The price of the 720S is predictably bonkers, so only the extremely well-heeled should apply. The thing is, though, the same goes for rivals from Ferrari and Lamborghini, and if you’re lucky enough to have the financial means to seriously consider buying one of these cars, saving a few hundred quid on purchase price probably isn’t going to be a deal-breaker. The same is true for other running costs; for us mere mortals, the amount you’ll spend on petrol, tax and insurance will be eye-watering, but for the average supercar owner, it’ll be a drop in the ocean. The one thing owners might want to keep an eye on, though, is resale values, because when you pay so much for a car, depreciation losses can be absolutely huge, even for the super-rich. Luckily, McLaren don’t do at all badly on that score, with similar figures to those of rivals.
With most new cars, it’s difficult to judge how reliable they’ll be because they’re, well, new, and haven’t really had a chance to go wrong yet. With McLaren, the same applies to the company as a whole: because it’s so young (it was only established in 2011), the firm hasn’t really had a chance to build up any sort of reputation on that score. That isn’t helped by the fact McLaren isn’t really considered in any reliability surveys. McLaren ownership might be something of a leap of faith, but let’s face it, Ferrari and Lamborghini are two of McLaren’s main rivals, and their reputation for reliability isn’t exactly stellar. And, McLaren’s three-year/unlimited-mileage warranty should give you some confidence.
Although the 720S is capable of colossal speed, it also has a vast suite of systems designed to provide maximum grip and traction, and if you keep them all switched on, you shouldn’t get yourself into too much trouble. The massive high-performance carbon ceramic brakes help on that score. If the worst does happen, the immense strength of the carbon fibre structure will help keep you from harm, as will a small collection of airbags.

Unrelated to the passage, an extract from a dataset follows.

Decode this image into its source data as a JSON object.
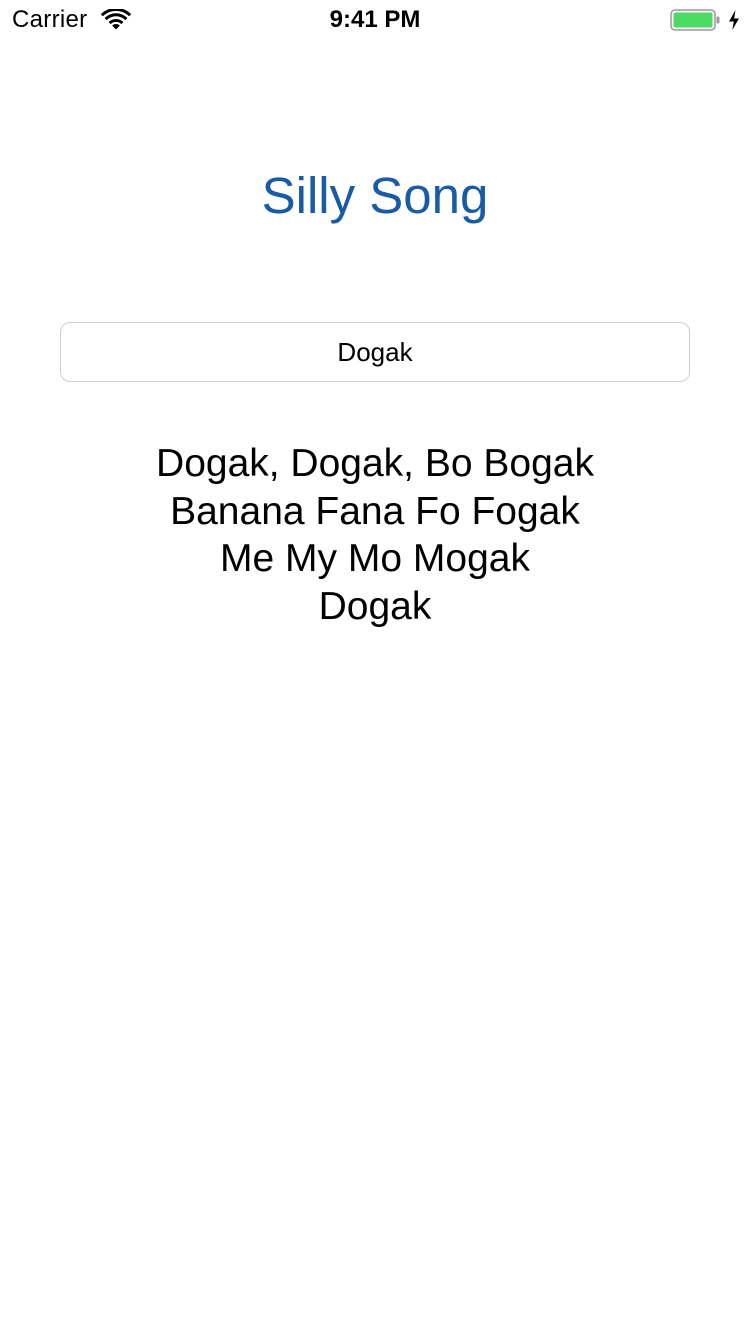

The really clever stuff that’s offered by the 720S all comes as standard, like the active aerodynamics, the innovative suspension, the strong carbon-ceramic brakes, and all the various driving aids. Otherwise, it comes with much of the same luxury kit as any other high-end car, so things like leather upholstery, voice-activated satellite navigation, DAB radio, reversing sensors, automatic wipers, cruise control and keyless entry are all standard fit. The options list is vast, though, allowing you access to all sorts, including a 360-degree parking camera, an upgraded stereo, a sports exhaust, and a built-in track telemetry package.
You’ll have to be fabulously wealthy to even think about it, so it’ll probably be because you want a shiny new addition to your vast collection of supercars. Even in the most exotic of dream garages, though, there aren’t many cars that come close to the 720S. It mixes sophisticated technology and engineering excellence with huge engagement and genuine sensation, not to mention the fact that it’s bonkers fast. For us, that’s why it’s the best supercar available at its price point. Thoroughly recommended.